A message from Peggy Larson, Ed.D
A Growth Mindset
I recently shared 10 tips to make your children’s learning more visible.
I took the tips from the work of Ron Ritchhart. Hopefully these tips will help make you feel more part of what your child(ren) is/are learning at school.
Each month, I intend to go just a bit deeper into each of the tips. This month we will focus on tip #2.
2. Develop a Growth Mindset.
A belief that intelligence and ability will grow and develop over time, as opposed to these being fixed, encourages greater risk-taking, collaboration, enjoyment of challenge, long-term development, and continuous achievement in all learning endeavors (Dweck, 2006).
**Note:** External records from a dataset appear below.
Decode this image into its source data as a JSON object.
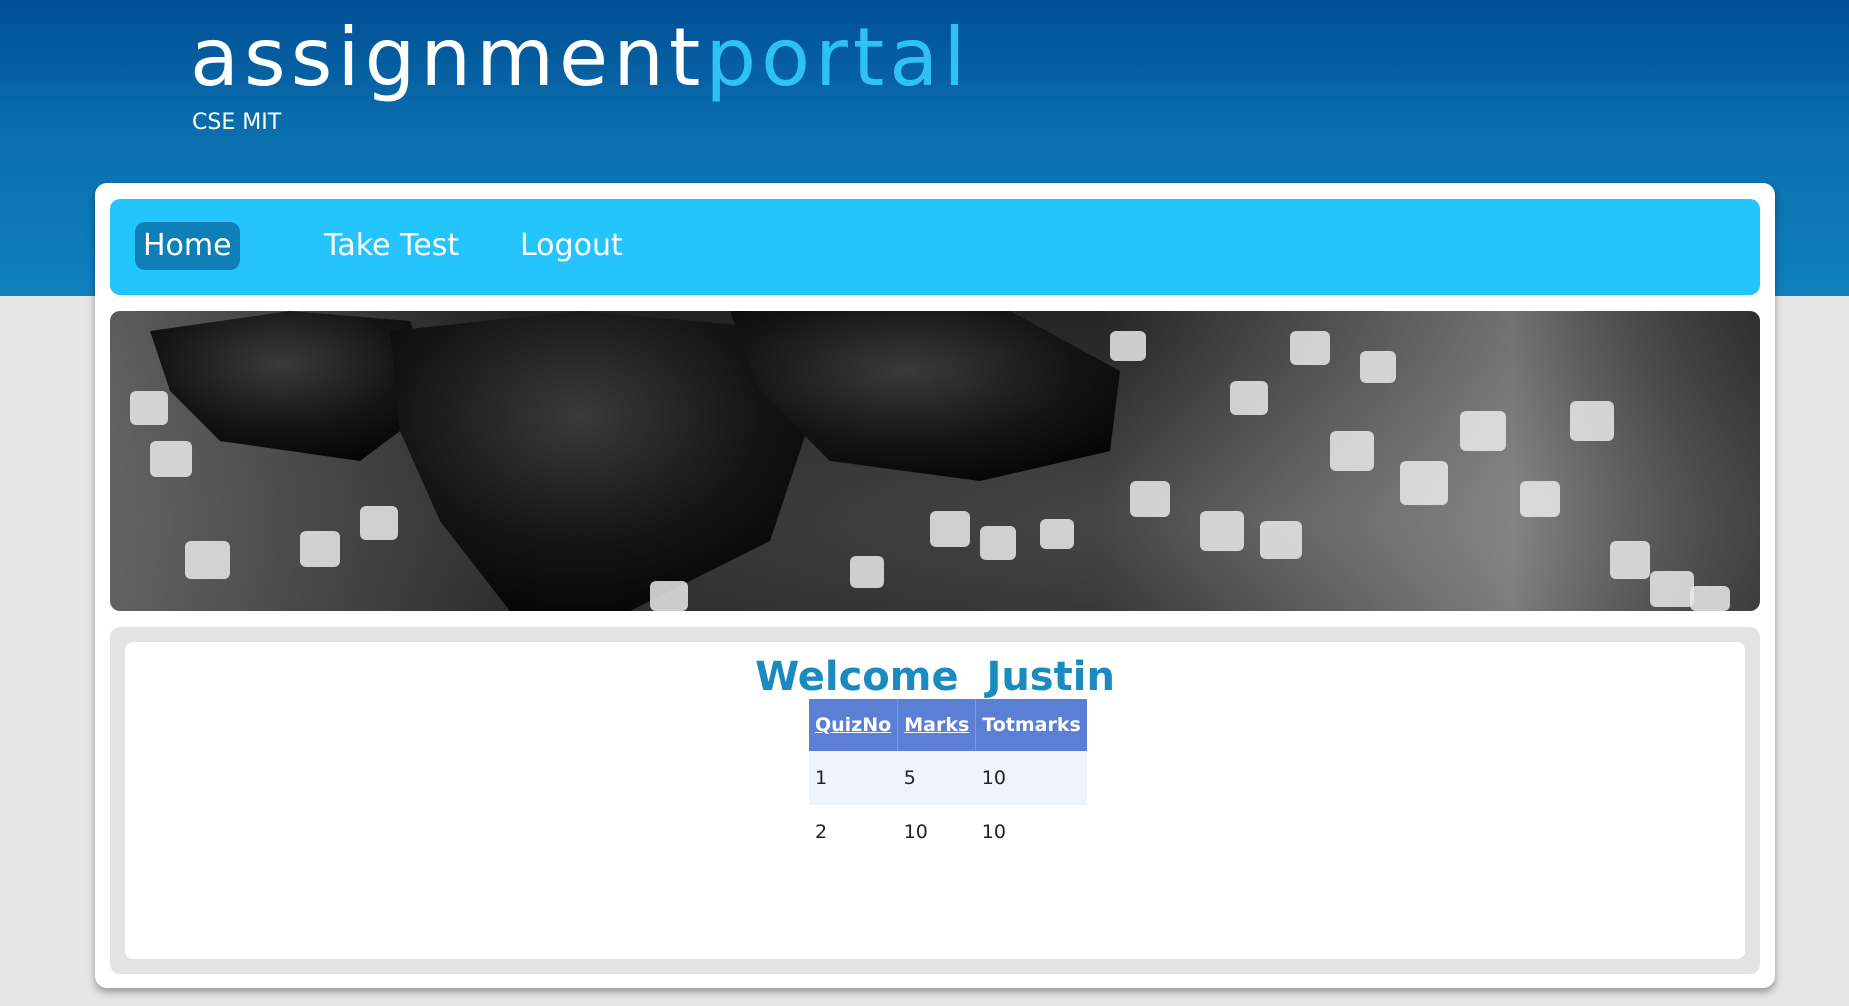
{
  "header": {
    "logo_part1": "assignment",
    "logo_part2": "portal",
    "subtitle": "CSE MIT"
  },
  "nav": {
    "items": [
      {
        "label": "Home",
        "active": true
      },
      {
        "label": "Take Test",
        "active": false
      },
      {
        "label": "Logout",
        "active": false
      }
    ]
  },
  "content": {
    "welcome": "Welcome  Justin",
    "table": {
      "headers": [
        {
          "label": "QuizNo",
          "sortable": true
        },
        {
          "label": "Marks",
          "sortable": true
        },
        {
          "label": "Totmarks",
          "sortable": false
        }
      ],
      "rows": [
        [
          "1",
          "5",
          "10"
        ],
        [
          "2",
          "10",
          "10"
        ]
      ]
    }
  },
  "colors": {
    "header_dark": "#004f95",
    "header_light": "#0f80be",
    "logo_accent": "#2ec2f4",
    "nav_background": "#24c4fd",
    "nav_active": "#0f7fb8",
    "welcome_text": "#1a8bbf",
    "table_header": "#5a7fd4",
    "table_row_alt": "#eef3fc",
    "page_background": "#e6e6e6"
  }
}
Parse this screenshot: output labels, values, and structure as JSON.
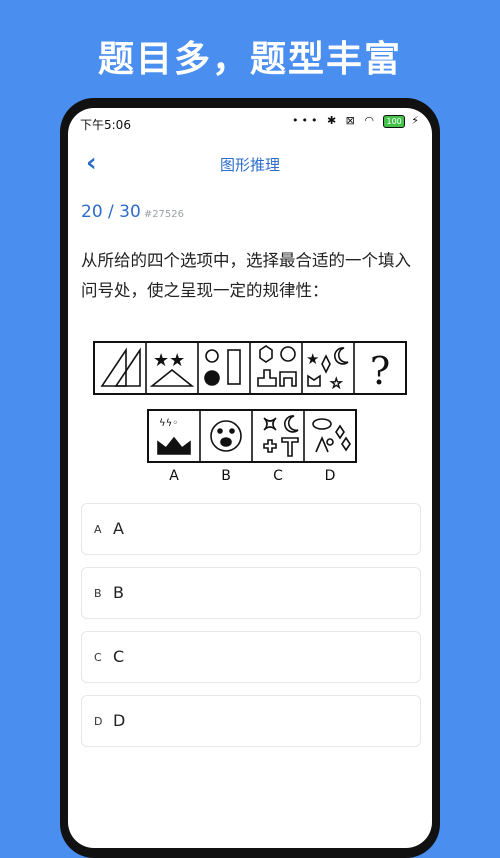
{
  "promo": {
    "headline": "题目多，题型丰富"
  },
  "status_bar": {
    "time": "下午5:06",
    "battery": "100"
  },
  "nav": {
    "title": "图形推理"
  },
  "progress": {
    "text": "20 / 30",
    "question_id": "#27526"
  },
  "question": {
    "text": "从所给的四个选项中，选择最合适的一个填入问号处，使之呈现一定的规律性："
  },
  "figure": {
    "unknown_mark": "?",
    "option_labels": [
      "A",
      "B",
      "C",
      "D"
    ]
  },
  "options": [
    {
      "key": "A",
      "value": "A"
    },
    {
      "key": "B",
      "value": "B"
    },
    {
      "key": "C",
      "value": "C"
    },
    {
      "key": "D",
      "value": "D"
    }
  ]
}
You can help develop a growth mindset in your child by focusing your praise on process, learning, and effort.
Consider these type of growth mindset statements:
“You really worked hard on this and have learned a lot."
“You did a great job of developing a plan and following it through."
“You’ve really developed as a musician.”
As opposed to ability statements, such as:
“You’re so clever.”
“Look how smart you are."
“you did that so fast.”
“You’re good at math.”
“You’ve got a lot of talent.”
How do your children face challenges?
Another way to look at growth mindset is how your child takes on challenges at school. Does he persevere through their learning? Possibly this reflects more than him being motivated or resilient. The child's response could result from his mindset - a growth mindset. A growth mindset is a term that describes how a child faces challenges and setbacks. Kids with a growth mindset believe their abilities can improve. By comparison, kids with a
think their abilities are a set trait that can’t change, no matter how hard they try.
Fixed mindset vs growth mindset
Picture a child who struggles with writing and has not met the learning targets. If she’s convinced that she’s “just bad at writing,” and no amount of work will change that, she’s showing a fixed mindset. It is likely that she will stop trying or will not even take “retakes” if offered. If she says she has trouble with writing, but tries to improve and responds to teacher advice/input, then she is showing a growth mindset.
Even how a child approaches challenges isn’t set in stone, according to Dweck. That’s one misconception about growth mindset—that either you have it or you don’t. In fact, we all have a mix of fixed and growth mindsets that change based on our experiences the feedback we receive.
A growth mindset is more than just accepting feedback and being open-minded. Kids with a growth mindset take feedback and what they learn from experience to create strategies for improving. They believe, even if they fail at something today, they still can learn and succeed tomorrow.